TASK GOAL
Please count how many lines below contain the word "type" and give nothing but that figure.

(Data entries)
----------

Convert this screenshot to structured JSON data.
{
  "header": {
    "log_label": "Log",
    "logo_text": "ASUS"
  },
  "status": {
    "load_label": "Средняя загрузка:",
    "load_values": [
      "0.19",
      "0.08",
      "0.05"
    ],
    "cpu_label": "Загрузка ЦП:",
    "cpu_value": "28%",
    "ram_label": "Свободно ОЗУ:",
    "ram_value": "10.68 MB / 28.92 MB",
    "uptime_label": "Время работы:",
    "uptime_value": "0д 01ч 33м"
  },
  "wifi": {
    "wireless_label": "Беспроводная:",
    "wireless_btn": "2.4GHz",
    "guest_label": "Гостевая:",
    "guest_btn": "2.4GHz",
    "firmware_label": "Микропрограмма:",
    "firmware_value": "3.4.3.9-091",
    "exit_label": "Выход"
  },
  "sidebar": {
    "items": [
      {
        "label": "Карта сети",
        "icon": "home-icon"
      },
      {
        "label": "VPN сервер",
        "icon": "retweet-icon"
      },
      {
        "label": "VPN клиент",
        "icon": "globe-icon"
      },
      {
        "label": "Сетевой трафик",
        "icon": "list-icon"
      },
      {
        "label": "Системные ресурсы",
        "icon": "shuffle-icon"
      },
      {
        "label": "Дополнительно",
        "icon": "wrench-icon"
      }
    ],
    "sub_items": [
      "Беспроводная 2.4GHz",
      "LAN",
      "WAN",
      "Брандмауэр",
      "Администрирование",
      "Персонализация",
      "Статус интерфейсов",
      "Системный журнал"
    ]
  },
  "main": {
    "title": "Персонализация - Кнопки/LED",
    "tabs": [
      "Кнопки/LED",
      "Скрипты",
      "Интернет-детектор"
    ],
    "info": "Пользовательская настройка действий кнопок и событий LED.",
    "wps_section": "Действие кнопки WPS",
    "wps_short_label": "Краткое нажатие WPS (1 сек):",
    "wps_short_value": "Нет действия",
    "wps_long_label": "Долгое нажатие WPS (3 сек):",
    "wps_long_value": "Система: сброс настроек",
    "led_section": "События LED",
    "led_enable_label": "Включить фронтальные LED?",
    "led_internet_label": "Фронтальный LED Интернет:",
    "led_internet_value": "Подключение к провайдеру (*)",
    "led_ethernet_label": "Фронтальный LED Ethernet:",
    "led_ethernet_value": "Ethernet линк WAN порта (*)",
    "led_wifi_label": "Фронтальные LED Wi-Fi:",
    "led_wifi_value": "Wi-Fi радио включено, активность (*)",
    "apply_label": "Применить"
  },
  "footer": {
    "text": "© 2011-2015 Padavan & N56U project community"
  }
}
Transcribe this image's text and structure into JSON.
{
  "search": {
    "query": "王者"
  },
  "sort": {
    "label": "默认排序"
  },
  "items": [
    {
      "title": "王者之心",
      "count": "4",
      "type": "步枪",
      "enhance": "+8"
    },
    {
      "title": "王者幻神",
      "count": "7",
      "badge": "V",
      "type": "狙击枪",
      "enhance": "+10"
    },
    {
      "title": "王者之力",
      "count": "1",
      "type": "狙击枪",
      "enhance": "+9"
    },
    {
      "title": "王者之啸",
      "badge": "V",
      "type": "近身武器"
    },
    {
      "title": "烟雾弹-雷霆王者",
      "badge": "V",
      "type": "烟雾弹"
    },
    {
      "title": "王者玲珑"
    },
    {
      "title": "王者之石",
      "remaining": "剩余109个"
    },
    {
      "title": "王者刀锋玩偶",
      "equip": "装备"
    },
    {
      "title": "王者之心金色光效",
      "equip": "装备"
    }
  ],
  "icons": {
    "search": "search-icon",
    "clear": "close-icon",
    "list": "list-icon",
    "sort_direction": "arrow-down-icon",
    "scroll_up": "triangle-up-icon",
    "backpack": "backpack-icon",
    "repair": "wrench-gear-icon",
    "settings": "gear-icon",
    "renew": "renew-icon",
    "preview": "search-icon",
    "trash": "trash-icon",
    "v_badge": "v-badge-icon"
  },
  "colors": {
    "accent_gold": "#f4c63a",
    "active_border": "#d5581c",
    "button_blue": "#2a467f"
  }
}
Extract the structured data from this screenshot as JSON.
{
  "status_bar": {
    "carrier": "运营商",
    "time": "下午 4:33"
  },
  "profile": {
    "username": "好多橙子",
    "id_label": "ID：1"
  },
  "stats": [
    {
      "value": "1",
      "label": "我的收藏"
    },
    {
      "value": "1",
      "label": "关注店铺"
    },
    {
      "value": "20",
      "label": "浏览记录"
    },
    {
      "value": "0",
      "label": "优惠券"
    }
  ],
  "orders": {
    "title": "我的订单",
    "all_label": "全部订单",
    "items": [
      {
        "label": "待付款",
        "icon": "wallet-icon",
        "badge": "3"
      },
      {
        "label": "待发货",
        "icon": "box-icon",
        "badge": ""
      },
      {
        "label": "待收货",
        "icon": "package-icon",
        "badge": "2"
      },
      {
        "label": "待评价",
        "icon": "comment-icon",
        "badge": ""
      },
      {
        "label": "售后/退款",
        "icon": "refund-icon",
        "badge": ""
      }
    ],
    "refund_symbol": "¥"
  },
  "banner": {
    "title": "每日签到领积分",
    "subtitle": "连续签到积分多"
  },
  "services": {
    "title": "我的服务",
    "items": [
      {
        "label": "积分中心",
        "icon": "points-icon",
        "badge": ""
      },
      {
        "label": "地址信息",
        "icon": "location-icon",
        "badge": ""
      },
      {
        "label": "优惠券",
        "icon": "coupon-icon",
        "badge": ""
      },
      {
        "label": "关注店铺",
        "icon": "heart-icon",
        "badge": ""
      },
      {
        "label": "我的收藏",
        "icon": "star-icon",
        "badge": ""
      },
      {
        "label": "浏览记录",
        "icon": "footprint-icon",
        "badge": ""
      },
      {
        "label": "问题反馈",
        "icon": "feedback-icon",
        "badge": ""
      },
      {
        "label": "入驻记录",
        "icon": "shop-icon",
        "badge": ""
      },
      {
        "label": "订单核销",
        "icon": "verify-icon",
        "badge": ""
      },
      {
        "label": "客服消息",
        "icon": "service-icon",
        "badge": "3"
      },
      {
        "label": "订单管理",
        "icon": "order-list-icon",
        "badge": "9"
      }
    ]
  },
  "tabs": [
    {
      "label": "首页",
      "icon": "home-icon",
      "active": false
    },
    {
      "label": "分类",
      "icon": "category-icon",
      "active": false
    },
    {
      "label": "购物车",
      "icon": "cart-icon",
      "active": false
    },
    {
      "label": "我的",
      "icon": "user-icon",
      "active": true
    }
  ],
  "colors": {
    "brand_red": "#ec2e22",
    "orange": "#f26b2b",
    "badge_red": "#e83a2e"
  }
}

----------

EXERCISE RESPONSE
5